If you were to stop reading here, you might walk away with the impression that Raustiala and Sprigman are part of the “everything should be free” line of reasoning, or are hostile to copyright, full stop. The authors are careful to specify this isn’t the case, however.
“We want to be clear that our claim is not that intellectual property protection becomes unnecessary in a world in which the risk of creative failure is much reduced,” the professors write. “While data mining techniques and algorithms certainly help align content with preferences, they do not eliminate the risk of market failure. The risk of copying by others still justifies some legal protection even if producers are in a much better position than they are at present to anticipate what consumers want. The key question is how much protection is needed, and how the law can adapt to this new competitive terrain.”
The paper is long and wide-ranging, and as such its full contents can’t be comprehensively addressed or dissected here. The professors’ arguments about how and why data-driven content production could mitigate the need for stringent enforcement of copyright and other intellectual property law is well worth recounting though, even in truncated form.
“There are two chief risks for creative production,” Raustiala and Sprigman observe. “One is the risk of market failure – i.e., risk that no one wants to read, or watch, or listen to, or use, the work that the author creates. The other is the risk of market success – i.e., that the work proves to be popular, and that popularity attracts pirates whose unauthorized copies steal away potential customers for the author’s work.”

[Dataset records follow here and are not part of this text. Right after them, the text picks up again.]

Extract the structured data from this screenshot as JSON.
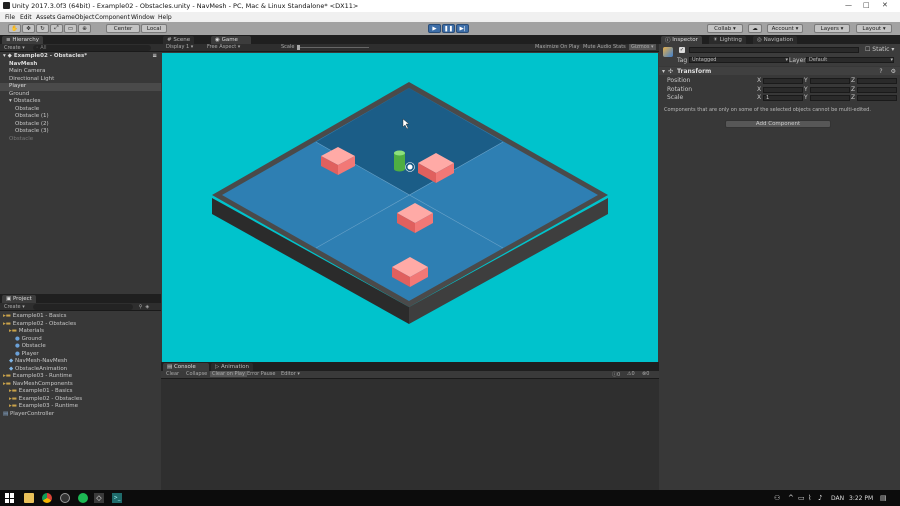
{
  "window": {
    "title": "Unity 2017.3.0f3 (64bit) - Example02 - Obstacles.unity - NavMesh - PC, Mac & Linux Standalone* <DX11>"
  },
  "menu": [
    "File",
    "Edit",
    "Assets",
    "GameObject",
    "Component",
    "Window",
    "Help"
  ],
  "toolbar": {
    "pivot_label": "Center",
    "space_label": "Local",
    "collab_label": "Collab",
    "account_label": "Account",
    "layers_label": "Layers",
    "layout_label": "Layout"
  },
  "hierarchy": {
    "tab": "Hierarchy",
    "create": "Create",
    "search_placeholder": "All",
    "scene": "Example02 - Obstacles*",
    "items": [
      {
        "label": "NavMesh",
        "indent": 1,
        "bold": true
      },
      {
        "label": "Main Camera",
        "indent": 1
      },
      {
        "label": "Directional Light",
        "indent": 1
      },
      {
        "label": "Player",
        "indent": 1,
        "selected": true
      },
      {
        "label": "Ground",
        "indent": 1
      },
      {
        "label": "Obstacles",
        "indent": 1,
        "expander": true
      },
      {
        "label": "Obstacle",
        "indent": 2
      },
      {
        "label": "Obstacle (1)",
        "indent": 2
      },
      {
        "label": "Obstacle (2)",
        "indent": 2
      },
      {
        "label": "Obstacle (3)",
        "indent": 2
      },
      {
        "label": "Obstacle",
        "indent": 1,
        "dim": true
      }
    ]
  },
  "project": {
    "tab": "Project",
    "create": "Create",
    "items": [
      {
        "label": "Example01 - Basics",
        "indent": 0,
        "type": "folder"
      },
      {
        "label": "Example02 - Obstacles",
        "indent": 0,
        "type": "folder"
      },
      {
        "label": "Materials",
        "indent": 1,
        "type": "folder"
      },
      {
        "label": "Ground",
        "indent": 2,
        "type": "material"
      },
      {
        "label": "Obstacle",
        "indent": 2,
        "type": "material"
      },
      {
        "label": "Player",
        "indent": 2,
        "type": "material"
      },
      {
        "label": "NavMesh-NavMesh",
        "indent": 1,
        "type": "asset"
      },
      {
        "label": "ObstacleAnimation",
        "indent": 1,
        "type": "asset"
      },
      {
        "label": "Example03 - Runtime",
        "indent": 0,
        "type": "folder"
      },
      {
        "label": "NavMeshComponents",
        "indent": 0,
        "type": "folder"
      },
      {
        "label": "Example01 - Basics",
        "indent": 1,
        "type": "folder"
      },
      {
        "label": "Example02 - Obstacles",
        "indent": 1,
        "type": "folder"
      },
      {
        "label": "Example03 - Runtime",
        "indent": 1,
        "type": "folder"
      },
      {
        "label": "PlayerController",
        "indent": 0,
        "type": "script"
      }
    ]
  },
  "game": {
    "tabs": [
      "Scene",
      "Game"
    ],
    "display": "Display 1",
    "aspect": "Free Aspect",
    "scale_label": "Scale",
    "options": [
      "Maximize On Play",
      "Mute Audio",
      "Stats",
      "Gizmos"
    ]
  },
  "console": {
    "tabs": [
      "Console",
      "Animation"
    ],
    "buttons": [
      "Clear",
      "Collapse",
      "Clear on Play",
      "Error Pause",
      "Editor"
    ],
    "counts": [
      "0",
      "0",
      "0"
    ]
  },
  "inspector": {
    "tabs": [
      "Inspector",
      "Lighting",
      "Navigation"
    ],
    "static_label": "Static",
    "tag_label": "Tag",
    "tag_value": "Untagged",
    "layer_label": "Layer",
    "layer_value": "Default",
    "component": "Transform",
    "rows": [
      {
        "label": "Position",
        "x": "",
        "y": "",
        "z": ""
      },
      {
        "label": "Rotation",
        "x": "",
        "y": "",
        "z": ""
      },
      {
        "label": "Scale",
        "x": "1",
        "y": "",
        "z": ""
      }
    ],
    "axis_x": "X",
    "axis_y": "Y",
    "axis_z": "Z",
    "note": "Components that are only on some of the selected objects cannot be multi-edited.",
    "add_component": "Add Component"
  },
  "taskbar": {
    "user": "DAN",
    "time": "3:22 PM"
  },
  "colors": {
    "sky": "#00c3cc",
    "floor_light": "#2e7fb3",
    "floor_dark": "#1b5d87",
    "base_dark": "#3d3d3d",
    "obstacle": "#f27876",
    "player": "#5ec24e",
    "play_active": "#3d6ea8"
  }
}
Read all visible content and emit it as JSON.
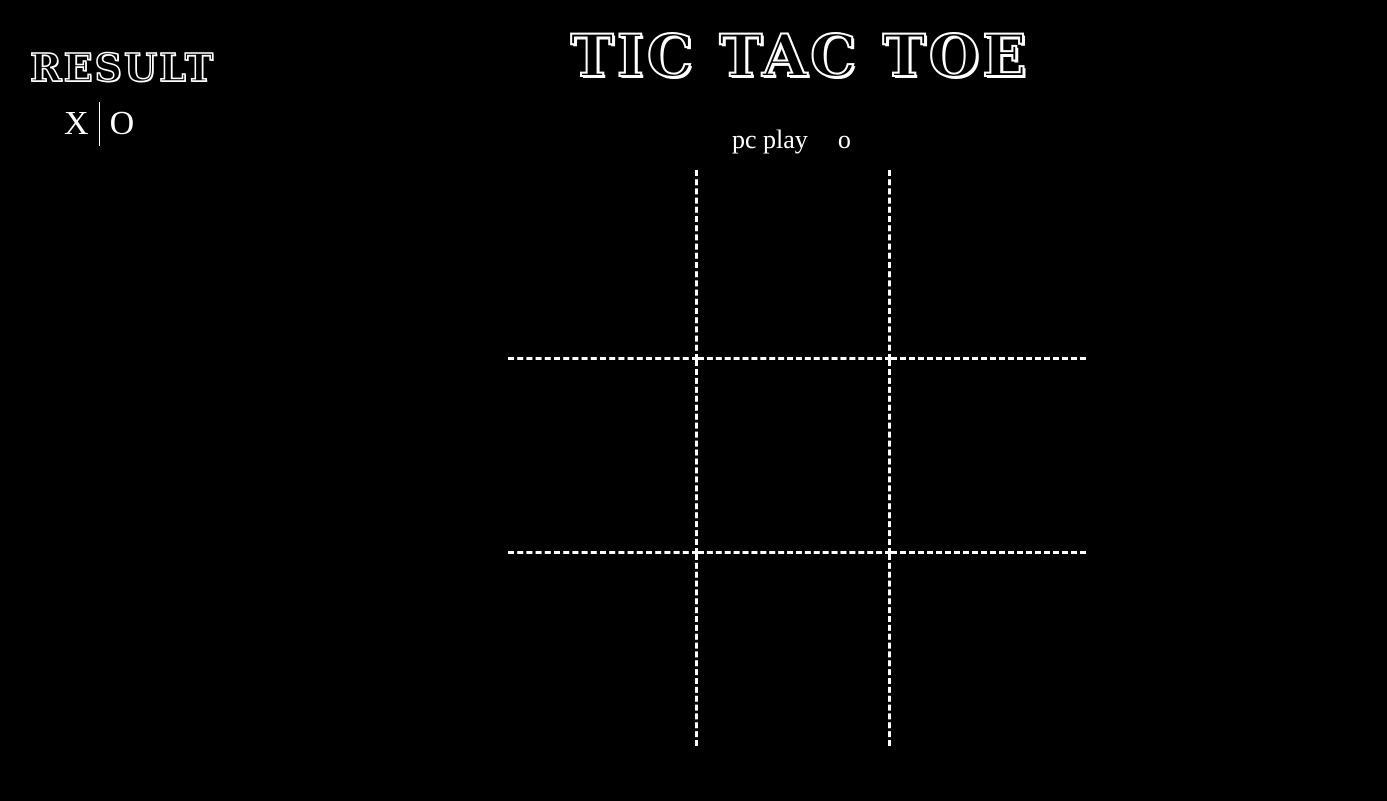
{
  "result": {
    "title": "RESULT",
    "x_label": "X",
    "o_label": "O"
  },
  "header": {
    "title": "TIC TAC TOE"
  },
  "status": {
    "text": "pc play",
    "symbol": "o"
  },
  "board": {
    "cells": [
      "",
      "",
      "",
      "",
      "",
      "",
      "",
      "",
      ""
    ]
  },
  "colors": {
    "background": "#000000",
    "foreground": "#ffffff"
  }
}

Having framed the two primary risks of creative production, the authors then turn to the contrasting roles of law and data in mitigating (or failing to mitigate) those risks.

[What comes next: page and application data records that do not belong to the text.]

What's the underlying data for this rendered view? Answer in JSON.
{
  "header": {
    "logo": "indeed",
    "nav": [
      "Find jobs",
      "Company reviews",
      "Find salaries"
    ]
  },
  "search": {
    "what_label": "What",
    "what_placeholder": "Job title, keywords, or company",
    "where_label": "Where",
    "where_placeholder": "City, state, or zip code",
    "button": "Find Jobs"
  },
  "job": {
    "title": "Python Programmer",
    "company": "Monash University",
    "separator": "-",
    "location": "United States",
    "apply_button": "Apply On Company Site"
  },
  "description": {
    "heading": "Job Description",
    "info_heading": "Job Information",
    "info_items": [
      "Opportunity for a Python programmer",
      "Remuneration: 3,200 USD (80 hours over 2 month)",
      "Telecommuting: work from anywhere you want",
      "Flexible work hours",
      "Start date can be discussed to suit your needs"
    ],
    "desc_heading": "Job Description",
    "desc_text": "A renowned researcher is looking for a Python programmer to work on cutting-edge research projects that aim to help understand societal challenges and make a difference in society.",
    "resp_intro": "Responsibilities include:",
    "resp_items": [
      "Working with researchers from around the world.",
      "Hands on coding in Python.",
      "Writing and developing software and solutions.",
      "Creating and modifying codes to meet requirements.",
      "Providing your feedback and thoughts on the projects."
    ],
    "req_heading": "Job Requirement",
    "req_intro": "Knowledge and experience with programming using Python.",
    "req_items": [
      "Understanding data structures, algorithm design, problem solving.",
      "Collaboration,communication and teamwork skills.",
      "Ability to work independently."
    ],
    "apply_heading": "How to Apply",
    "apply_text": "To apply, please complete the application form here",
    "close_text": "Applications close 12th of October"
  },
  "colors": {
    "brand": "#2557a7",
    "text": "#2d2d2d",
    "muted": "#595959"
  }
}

“Intellectual property law, when properly designed and successfully implemented, can reduce the risk of success,” the authors write. “Indeed, the basic premise of copyright law is that the protection afforded helps reduce the risk that copyists will divert away from authors the returns from a successful work… In contrast, copyright (and IP rules generally) have no effect whatsoever on the risk of failure. For most works, the problem is not piracy but a lack of market demand. As a consequence, the risk of failure is at least as important to authors’ creative incentives as the risk of success.”
Essentially, Raustiala and Sprigman argue that a data-driven approach to content production provides more effective mitigation of risk than does the presence and application of IP law.
“In such a world (of data-driven authorship), it may be that producers – at least producers who have access to the massive quantity of consumer preference data that makes data-driven authorship possible – are no longer investing with the same fear of market failure,” they write. “They can invest with greater confidence. Data-driven authorship does not guarantee that works will not fail in the market. But it makes failure less likely.”
There is much more to Raustiala and Sprigman’s paper, of course, including several caveats and qualifiers which identify key differences between MindGeek and mainstream companies that could limit the utility of MindGeek’s data-driven business model to larger outfits with higher production costs.
Some readers will no doubt reflexively reject the professors’ assertions, a reaction the authors anticipate and address within the paper itself, in fact. Still, even if you think they’re flat wrong about copyright (or about MindGeek), their arguments and observations are well worth the time it takes to read them. Plus, appropriately enough given the gist of their arguments, the professors have made their work available on SSRN.com, a site to which anyone can register for free.